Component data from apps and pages

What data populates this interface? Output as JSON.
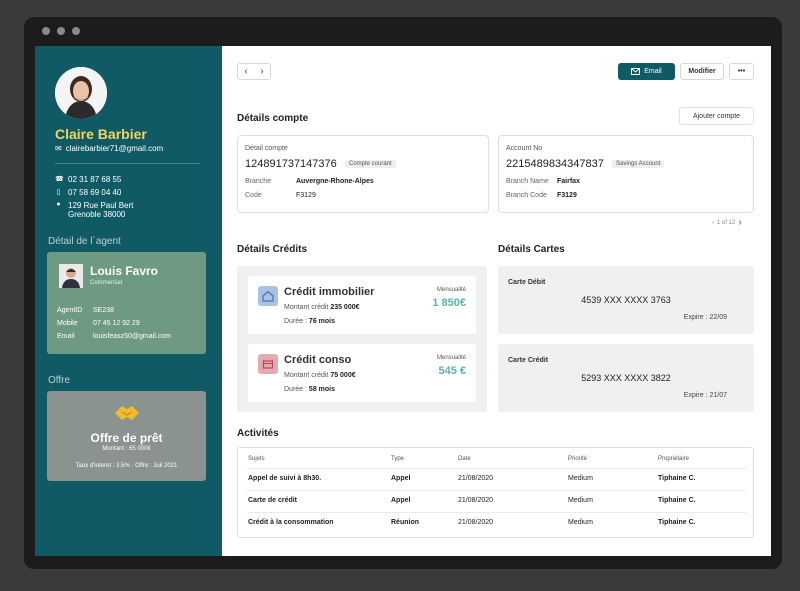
{
  "profile": {
    "name": "Claire Barbier",
    "email": "clairebarbier71@gmail.com",
    "phone1": "02 31 87 68 55",
    "phone2": "07 58 69 04 40",
    "address_line1": "129 Rue Paul Bert",
    "address_line2": "Grenoble 38000"
  },
  "agent": {
    "section_title": "Détail de l´agent",
    "name": "Louis Favro",
    "role": "Commercial",
    "id_label": "AgentID",
    "id_value": "SE238",
    "mobile_label": "Mobile",
    "mobile_value": "07 45 12 92 29",
    "email_label": "Email",
    "email_value": "louisfeasz50@gmail.com"
  },
  "offer": {
    "section_title": "Offre",
    "title": "Offre de prêt",
    "amount": "Montant : 65 000€",
    "rate": "Taux d'interet : 3.5%",
    "date": "Offre : Juil 2021"
  },
  "toolbar": {
    "email_label": "Email",
    "modify_label": "Modifier",
    "more_label": "•••"
  },
  "accounts": {
    "title": "Détails compte",
    "add_label": "Ajouter compte",
    "card1": {
      "label": "Détail compte",
      "number": "124891737147376",
      "badge": "Compte courant",
      "k1": "Branche",
      "v1": "Auvergne-Rhone-Alpes",
      "k2": "Code",
      "v2": "F3129"
    },
    "card2": {
      "label": "Account No",
      "number": "2215489834347837",
      "badge": "Savings Account",
      "k1": "Branch Name",
      "v1": "Fairfax",
      "k2": "Branch Code",
      "v2": "F3129"
    },
    "pager": "1 of 12"
  },
  "credits": {
    "title": "Détails Crédits",
    "items": [
      {
        "title": "Crédit immobilier",
        "amount_label": "Montant crédit",
        "amount": "235 000€",
        "duration_label": "Durée :",
        "duration": "76 mois",
        "monthly_label": "Mensualité",
        "monthly": "1 850€"
      },
      {
        "title": "Crédit conso",
        "amount_label": "Montant crédit",
        "amount": "75 000€",
        "duration_label": "Durée :",
        "duration": "58 mois",
        "monthly_label": "Mensualité",
        "monthly": "545 €"
      }
    ]
  },
  "cards": {
    "title": "Détails Cartes",
    "items": [
      {
        "type": "Carte Débit",
        "number": "4539 XXX XXXX 3763",
        "expiry": "Expire : 22/09"
      },
      {
        "type": "Carte Crédit",
        "number": "5293 XXX XXXX 3822",
        "expiry": "Expire : 21/07"
      }
    ]
  },
  "activities": {
    "title": "Activités",
    "headers": [
      "Sujets",
      "Type",
      "Date",
      "Priorité",
      "Propriétaire"
    ],
    "rows": [
      [
        "Appel de suivi à 8h30.",
        "Appel",
        "21/08/2020",
        "Medium",
        "Tiphaine C."
      ],
      [
        "Carte de crédit",
        "Appel",
        "21/08/2020",
        "Medium",
        "Tiphaine C."
      ],
      [
        "Crédit à la consommation",
        "Réunion",
        "21/08/2020",
        "Medium",
        "Tiphaine C."
      ]
    ]
  },
  "colors": {
    "sidebar": "#0f5a64",
    "accent_name": "#f2d560",
    "agent_card": "#6e9a82",
    "monthly": "#5bb2a8"
  }
}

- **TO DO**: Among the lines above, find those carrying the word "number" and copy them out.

- **PROBLEM SOLUTION**:
      "number": "124891737147376",
      "number": "2215489834347837",
        "number": "4539 XXX XXXX 3763",
        "number": "5293 XXX XXXX 3822",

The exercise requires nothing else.